Items from a dataset
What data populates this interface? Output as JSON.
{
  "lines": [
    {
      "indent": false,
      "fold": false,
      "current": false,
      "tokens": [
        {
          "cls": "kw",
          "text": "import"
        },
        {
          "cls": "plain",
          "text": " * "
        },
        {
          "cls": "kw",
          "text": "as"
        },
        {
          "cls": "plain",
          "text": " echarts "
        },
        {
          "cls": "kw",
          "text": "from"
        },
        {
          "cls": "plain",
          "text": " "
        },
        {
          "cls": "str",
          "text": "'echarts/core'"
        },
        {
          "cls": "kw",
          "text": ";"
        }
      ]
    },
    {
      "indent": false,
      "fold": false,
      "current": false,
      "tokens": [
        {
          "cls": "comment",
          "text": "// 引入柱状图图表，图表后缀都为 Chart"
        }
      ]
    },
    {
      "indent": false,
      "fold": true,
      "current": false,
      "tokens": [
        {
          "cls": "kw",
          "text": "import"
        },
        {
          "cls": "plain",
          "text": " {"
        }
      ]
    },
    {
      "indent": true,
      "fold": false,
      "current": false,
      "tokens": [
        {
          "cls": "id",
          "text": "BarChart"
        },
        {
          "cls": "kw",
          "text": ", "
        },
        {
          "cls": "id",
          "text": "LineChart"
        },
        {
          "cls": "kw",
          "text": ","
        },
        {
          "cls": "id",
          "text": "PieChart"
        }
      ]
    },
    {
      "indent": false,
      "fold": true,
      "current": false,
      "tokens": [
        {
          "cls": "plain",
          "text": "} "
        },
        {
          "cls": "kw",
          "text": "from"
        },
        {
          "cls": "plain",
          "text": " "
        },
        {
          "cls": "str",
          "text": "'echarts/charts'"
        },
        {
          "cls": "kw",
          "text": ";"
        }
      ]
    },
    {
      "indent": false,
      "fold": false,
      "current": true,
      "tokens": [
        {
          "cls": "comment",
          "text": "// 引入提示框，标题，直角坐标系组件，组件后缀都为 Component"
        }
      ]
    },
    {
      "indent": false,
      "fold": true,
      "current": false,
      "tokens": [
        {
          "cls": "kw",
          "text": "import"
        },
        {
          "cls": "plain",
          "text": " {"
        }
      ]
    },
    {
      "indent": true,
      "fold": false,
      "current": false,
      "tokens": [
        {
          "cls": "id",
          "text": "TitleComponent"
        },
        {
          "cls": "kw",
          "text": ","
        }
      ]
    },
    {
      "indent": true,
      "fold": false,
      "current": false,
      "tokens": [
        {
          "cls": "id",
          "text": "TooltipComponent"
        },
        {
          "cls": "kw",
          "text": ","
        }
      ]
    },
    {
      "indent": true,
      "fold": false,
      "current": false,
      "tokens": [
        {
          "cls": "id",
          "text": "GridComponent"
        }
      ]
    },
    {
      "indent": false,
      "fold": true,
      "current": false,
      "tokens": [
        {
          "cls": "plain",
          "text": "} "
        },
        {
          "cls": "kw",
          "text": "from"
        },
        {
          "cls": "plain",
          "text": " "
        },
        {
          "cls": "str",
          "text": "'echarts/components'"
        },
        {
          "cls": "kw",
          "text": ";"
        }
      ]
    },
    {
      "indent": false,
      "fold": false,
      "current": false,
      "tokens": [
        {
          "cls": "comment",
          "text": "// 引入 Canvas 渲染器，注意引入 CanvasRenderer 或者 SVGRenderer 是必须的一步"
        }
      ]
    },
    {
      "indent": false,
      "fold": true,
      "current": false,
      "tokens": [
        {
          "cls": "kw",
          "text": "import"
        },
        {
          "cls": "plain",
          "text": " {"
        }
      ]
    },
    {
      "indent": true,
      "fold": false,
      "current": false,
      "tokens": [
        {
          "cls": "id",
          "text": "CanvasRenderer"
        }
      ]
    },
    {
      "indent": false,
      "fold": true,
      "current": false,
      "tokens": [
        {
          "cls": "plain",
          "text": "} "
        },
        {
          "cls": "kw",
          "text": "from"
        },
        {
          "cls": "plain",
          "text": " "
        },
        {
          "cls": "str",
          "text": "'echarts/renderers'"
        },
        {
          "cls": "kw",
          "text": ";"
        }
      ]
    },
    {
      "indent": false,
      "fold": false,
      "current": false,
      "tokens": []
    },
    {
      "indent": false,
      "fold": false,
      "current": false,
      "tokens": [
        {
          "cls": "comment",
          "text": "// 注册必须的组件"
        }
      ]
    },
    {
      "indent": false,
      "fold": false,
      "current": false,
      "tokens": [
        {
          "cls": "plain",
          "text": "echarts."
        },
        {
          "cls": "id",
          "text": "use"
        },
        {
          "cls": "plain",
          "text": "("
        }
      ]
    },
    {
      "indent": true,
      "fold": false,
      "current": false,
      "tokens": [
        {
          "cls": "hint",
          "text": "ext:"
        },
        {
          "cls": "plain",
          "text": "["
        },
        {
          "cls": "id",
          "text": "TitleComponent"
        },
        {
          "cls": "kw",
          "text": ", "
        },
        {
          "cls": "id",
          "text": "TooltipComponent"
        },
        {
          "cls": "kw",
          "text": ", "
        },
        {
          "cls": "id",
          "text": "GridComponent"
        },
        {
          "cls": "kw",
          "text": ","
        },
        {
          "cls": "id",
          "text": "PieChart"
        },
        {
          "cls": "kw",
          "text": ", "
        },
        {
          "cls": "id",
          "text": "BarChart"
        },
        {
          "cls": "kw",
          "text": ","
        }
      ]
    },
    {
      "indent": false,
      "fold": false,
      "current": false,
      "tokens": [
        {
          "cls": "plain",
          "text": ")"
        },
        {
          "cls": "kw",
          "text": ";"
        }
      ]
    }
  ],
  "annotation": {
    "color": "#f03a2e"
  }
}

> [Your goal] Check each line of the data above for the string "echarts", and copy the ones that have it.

> [Response for this exercise]
          "text": " echarts "
          "text": "'echarts/core'"
          "text": "'echarts/charts'"
          "text": "'echarts/components'"
          "text": "'echarts/renderers'"
          "text": "echarts."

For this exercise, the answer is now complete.